# [Prompt]
Give the entries back exactly as they stand, but without pictures.

(Items from a data source)

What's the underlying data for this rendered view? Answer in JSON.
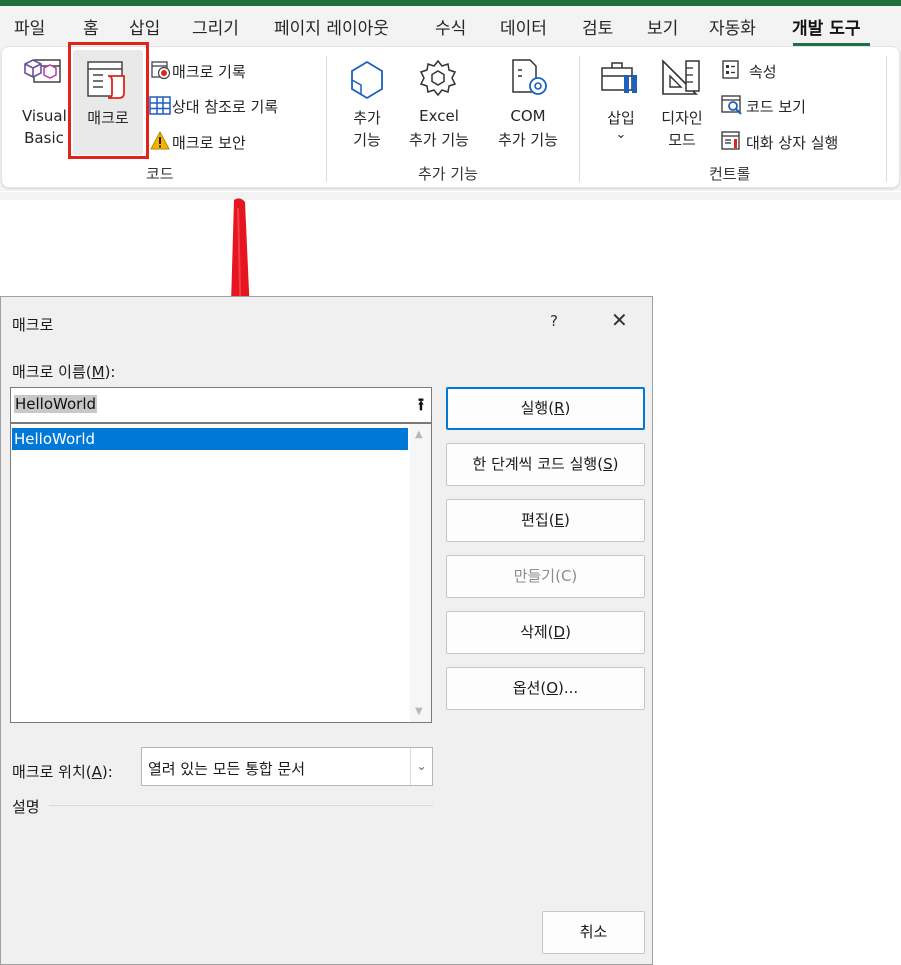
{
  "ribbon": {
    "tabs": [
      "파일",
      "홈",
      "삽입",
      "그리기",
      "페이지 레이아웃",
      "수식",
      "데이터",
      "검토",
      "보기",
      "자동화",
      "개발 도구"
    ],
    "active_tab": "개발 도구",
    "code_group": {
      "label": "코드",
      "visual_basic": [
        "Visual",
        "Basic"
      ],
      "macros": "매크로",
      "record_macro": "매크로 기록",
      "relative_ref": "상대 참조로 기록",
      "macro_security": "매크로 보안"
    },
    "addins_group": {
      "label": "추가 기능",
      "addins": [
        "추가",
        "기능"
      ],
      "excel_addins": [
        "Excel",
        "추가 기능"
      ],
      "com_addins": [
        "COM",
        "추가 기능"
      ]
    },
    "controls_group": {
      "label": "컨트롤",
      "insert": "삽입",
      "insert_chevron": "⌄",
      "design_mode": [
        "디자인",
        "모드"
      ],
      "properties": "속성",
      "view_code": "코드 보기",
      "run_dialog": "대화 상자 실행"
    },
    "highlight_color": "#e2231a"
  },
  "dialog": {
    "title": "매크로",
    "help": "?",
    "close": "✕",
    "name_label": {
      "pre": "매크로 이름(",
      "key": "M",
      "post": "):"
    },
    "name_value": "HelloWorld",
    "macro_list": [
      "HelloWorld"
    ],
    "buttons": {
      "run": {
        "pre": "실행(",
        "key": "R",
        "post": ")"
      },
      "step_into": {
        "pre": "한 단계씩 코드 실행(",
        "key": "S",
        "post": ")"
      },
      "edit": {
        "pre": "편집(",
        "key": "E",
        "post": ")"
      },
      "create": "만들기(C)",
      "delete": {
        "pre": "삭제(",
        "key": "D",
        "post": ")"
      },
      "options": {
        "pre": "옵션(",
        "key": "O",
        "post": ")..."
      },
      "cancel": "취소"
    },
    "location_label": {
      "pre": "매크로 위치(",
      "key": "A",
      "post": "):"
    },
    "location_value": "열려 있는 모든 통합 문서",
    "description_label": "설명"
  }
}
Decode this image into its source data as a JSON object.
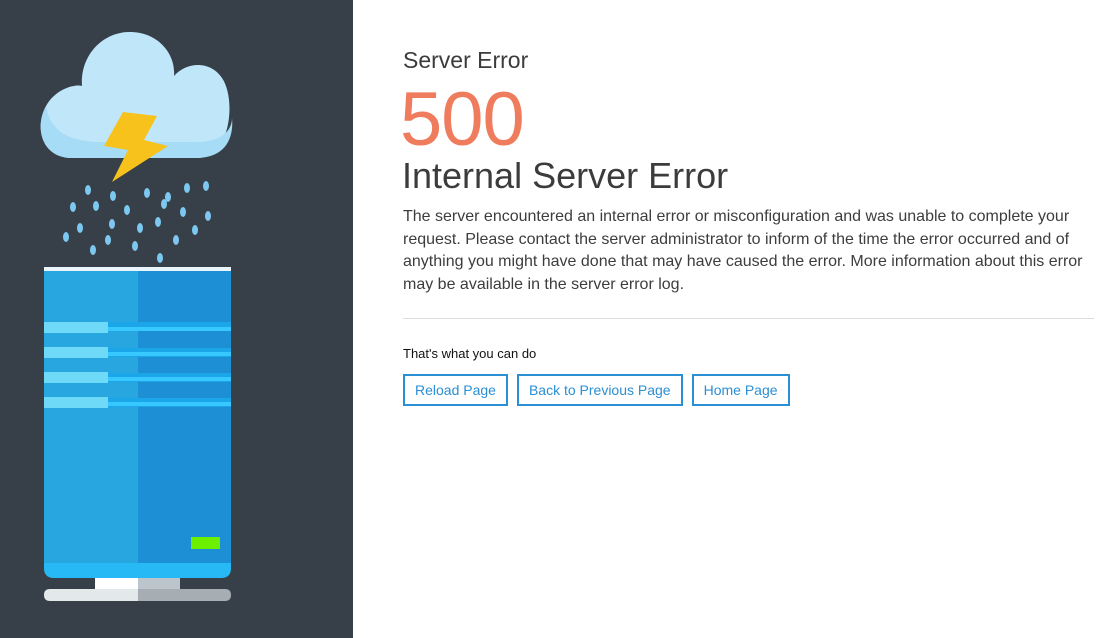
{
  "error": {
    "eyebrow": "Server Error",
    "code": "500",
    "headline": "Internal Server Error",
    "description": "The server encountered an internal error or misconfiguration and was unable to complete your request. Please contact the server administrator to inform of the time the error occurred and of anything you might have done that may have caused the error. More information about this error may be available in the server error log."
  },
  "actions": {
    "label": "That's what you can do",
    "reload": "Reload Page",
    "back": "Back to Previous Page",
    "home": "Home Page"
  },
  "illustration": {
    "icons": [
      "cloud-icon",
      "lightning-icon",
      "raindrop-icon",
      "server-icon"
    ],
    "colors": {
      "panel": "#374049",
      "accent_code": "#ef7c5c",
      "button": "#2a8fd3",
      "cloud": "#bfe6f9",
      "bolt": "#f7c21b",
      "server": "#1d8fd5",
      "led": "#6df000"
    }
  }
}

# [The answer]
What's the underlying data for this rendered view? Answer in JSON.
{
  "ribbon": {
    "tabs": [
      "파일",
      "홈",
      "삽입",
      "그리기",
      "페이지 레이아웃",
      "수식",
      "데이터",
      "검토",
      "보기",
      "자동화",
      "개발 도구"
    ],
    "active_tab": "개발 도구",
    "code_group": {
      "label": "코드",
      "visual_basic": [
        "Visual",
        "Basic"
      ],
      "macros": "매크로",
      "record_macro": "매크로 기록",
      "relative_ref": "상대 참조로 기록",
      "macro_security": "매크로 보안"
    },
    "addins_group": {
      "label": "추가 기능",
      "addins": [
        "추가",
        "기능"
      ],
      "excel_addins": [
        "Excel",
        "추가 기능"
      ],
      "com_addins": [
        "COM",
        "추가 기능"
      ]
    },
    "controls_group": {
      "label": "컨트롤",
      "insert": "삽입",
      "insert_chevron": "⌄",
      "design_mode": [
        "디자인",
        "모드"
      ],
      "properties": "속성",
      "view_code": "코드 보기",
      "run_dialog": "대화 상자 실행"
    },
    "highlight_color": "#e2231a"
  },
  "dialog": {
    "title": "매크로",
    "help": "?",
    "close": "✕",
    "name_label": {
      "pre": "매크로 이름(",
      "key": "M",
      "post": "):"
    },
    "name_value": "HelloWorld",
    "macro_list": [
      "HelloWorld"
    ],
    "buttons": {
      "run": {
        "pre": "실행(",
        "key": "R",
        "post": ")"
      },
      "step_into": {
        "pre": "한 단계씩 코드 실행(",
        "key": "S",
        "post": ")"
      },
      "edit": {
        "pre": "편집(",
        "key": "E",
        "post": ")"
      },
      "create": "만들기(C)",
      "delete": {
        "pre": "삭제(",
        "key": "D",
        "post": ")"
      },
      "options": {
        "pre": "옵션(",
        "key": "O",
        "post": ")..."
      },
      "cancel": "취소"
    },
    "location_label": {
      "pre": "매크로 위치(",
      "key": "A",
      "post": "):"
    },
    "location_value": "열려 있는 모든 통합 문서",
    "description_label": "설명"
  }
}
Decode this image into its source data as a JSON object.
{
  "error": {
    "eyebrow": "Server Error",
    "code": "500",
    "headline": "Internal Server Error",
    "description": "The server encountered an internal error or misconfiguration and was unable to complete your request. Please contact the server administrator to inform of the time the error occurred and of anything you might have done that may have caused the error. More information about this error may be available in the server error log."
  },
  "actions": {
    "label": "That's what you can do",
    "reload": "Reload Page",
    "back": "Back to Previous Page",
    "home": "Home Page"
  },
  "illustration": {
    "icons": [
      "cloud-icon",
      "lightning-icon",
      "raindrop-icon",
      "server-icon"
    ],
    "colors": {
      "panel": "#374049",
      "accent_code": "#ef7c5c",
      "button": "#2a8fd3",
      "cloud": "#bfe6f9",
      "bolt": "#f7c21b",
      "server": "#1d8fd5",
      "led": "#6df000"
    }
  }
}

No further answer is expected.